References in classic literature ?
It was some time before the irritated parties could be pacified by the more temperate bystanders.
At last the reconciliation was effected in our house over a supper at two in the morning--Julie in a wonderful costume of compromises, and I have her and the mayor pacified in bed in the blue room.
The headman, a broken-down, consumptive-looking Mohammedan, promptly challenged Kim, but was pacified at sight of Mahbub's sign-manual.
I am far from remembering clearly the succession of events and feelings during this long day of confusion, which I spent entirely in wandering about, without going home, until late at night; it only comes back to me that there were moments when I pacified my conscience and others when I lashed it into pain.
The prince was a whole hour soothing and comforting her, and left her, at length, pacified and composed.
She counted it, with eyes which satisfied themselves fiercely that each coin was of genuine silver--and then became partially pacified.
Observe in a family some old charwoman who can make beds, sweep the floors, carry away the dirty linen, who knows where the silver is kept, how the creditors should be pacified, what persons should be let in and who must be kept out of the house, and such a creature, even if she has all the vices, and is dirty, decrepit, and toothless, or puts into the lottery and steals thirty sous a day for her stake, and you will find the masters like her from habit, talk and consult in her hearing upon even critical matters; she comes and goes, suggests resources, gets on the scent of secrets, brings the rouge or the shawl at the right moment, lets herself be scolded and pushed downstairs, and the next morning reappears smiling with an excellent bouillon.
Having pacified the meeting, Geoffrey turned again to his brother, and asked him, in no amiable mood, what the devil he wanted there?
Fyne pacified the girl, and, fortunately, there was a bed which could be made up for her in the dressing-room.
It pacified me, in fact, so much, that I did not raise an alarm.
Here Mr Allworthy interrupted, and begged her to be pacified, promising her that she should have justice; then turning to Partridge, who stood aghast, one half of his wits being hurried away by surprize and the other half by fear, he said he was sorry to see there was so wicked a man in the world.

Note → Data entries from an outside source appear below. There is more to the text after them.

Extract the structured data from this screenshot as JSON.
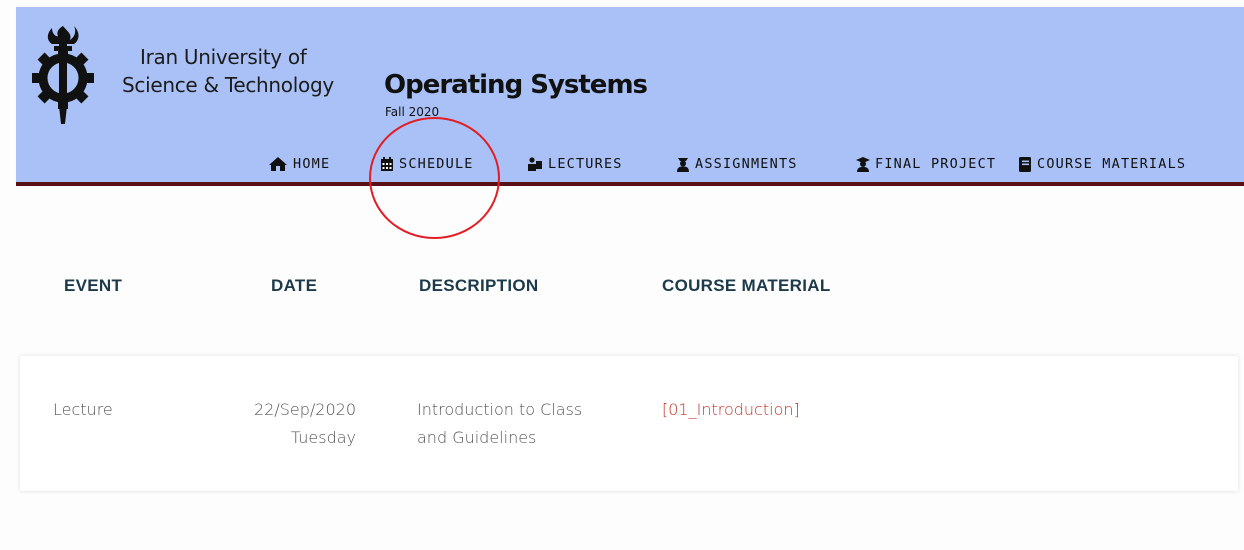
{
  "header": {
    "university_line1": "Iran University of",
    "university_line2": "Science & Technology",
    "course_title": "Operating Systems",
    "course_term": "Fall 2020",
    "bg_color": "#a9c1f7",
    "border_color": "#5a0f16"
  },
  "nav": {
    "items": [
      {
        "label": "HOME",
        "icon": "home-icon"
      },
      {
        "label": "SCHEDULE",
        "icon": "calendar-icon"
      },
      {
        "label": "LECTURES",
        "icon": "lectures-icon"
      },
      {
        "label": "ASSIGNMENTS",
        "icon": "assignments-icon"
      },
      {
        "label": "FINAL PROJECT",
        "icon": "final-project-icon"
      },
      {
        "label": "COURSE MATERIALS",
        "icon": "book-icon"
      }
    ]
  },
  "annotation": {
    "color": "#e21d24",
    "target": "SCHEDULE"
  },
  "table": {
    "headers": [
      "EVENT",
      "DATE",
      "DESCRIPTION",
      "COURSE MATERIAL"
    ],
    "rows": [
      {
        "event": "Lecture",
        "date": "22/Sep/2020",
        "day": "Tuesday",
        "description_line1": "Introduction to Class",
        "description_line2": "and Guidelines",
        "material": "[01_Introduction]"
      }
    ]
  }
}
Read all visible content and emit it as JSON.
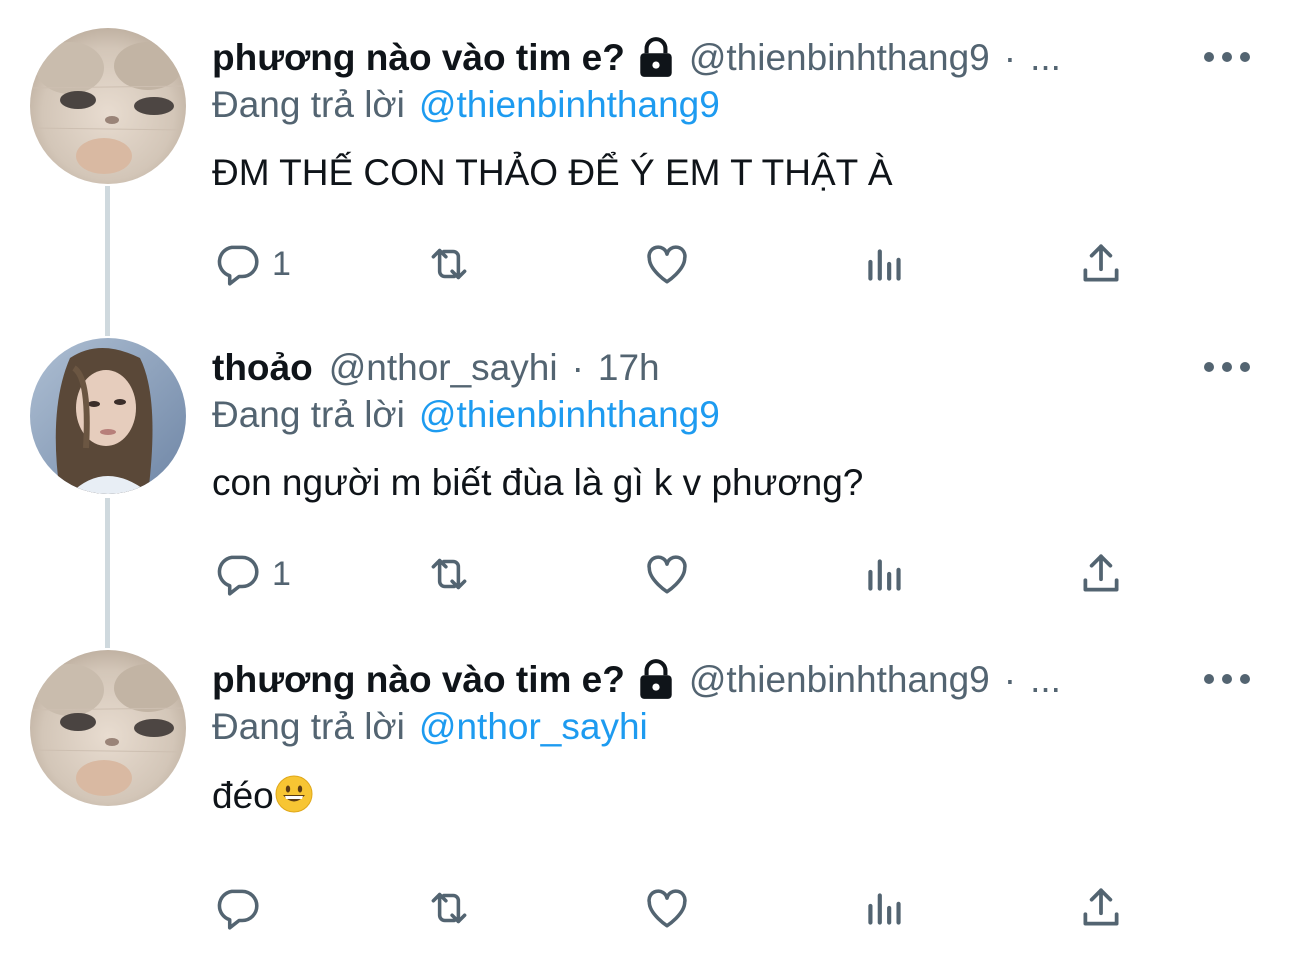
{
  "thread": [
    {
      "author_name": "phương nào vào tim e?",
      "protected": true,
      "handle": "@thienbinhthang9",
      "separator": "·",
      "time": "...",
      "reply_prefix": "Đang trả lời",
      "reply_mention": "@thienbinhthang9",
      "text": "ĐM THẾ CON THẢO ĐỂ Ý EM T THẬT À",
      "emoji": "",
      "reply_count": "1",
      "avatar": "cat-avatar"
    },
    {
      "author_name": "thoảo",
      "protected": false,
      "handle": "@nthor_sayhi",
      "separator": "·",
      "time": "17h",
      "reply_prefix": "Đang trả lời",
      "reply_mention": "@thienbinhthang9",
      "text": "con người m biết đùa là gì k v phương?",
      "emoji": "",
      "reply_count": "1",
      "avatar": "woman-avatar"
    },
    {
      "author_name": "phương nào vào tim e?",
      "protected": true,
      "handle": "@thienbinhthang9",
      "separator": "·",
      "time": "...",
      "reply_prefix": "Đang trả lời",
      "reply_mention": "@nthor_sayhi",
      "text": "đéo",
      "emoji": "grinning-face-emoji",
      "reply_count": "",
      "avatar": "cat-avatar"
    }
  ],
  "colors": {
    "text_primary": "#0f1419",
    "text_secondary": "#536471",
    "link": "#1d9bf0",
    "thread_line": "#cfd9de"
  },
  "icons": [
    "reply-icon",
    "retweet-icon",
    "like-icon",
    "views-icon",
    "share-icon",
    "more-icon",
    "lock-icon"
  ]
}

We pulled up at the beginning of the line, and pacified them, and we're never going to carry no more pea-shooters, unless they promises not to fire where there's a line of Irish chaps a-stonebreaking.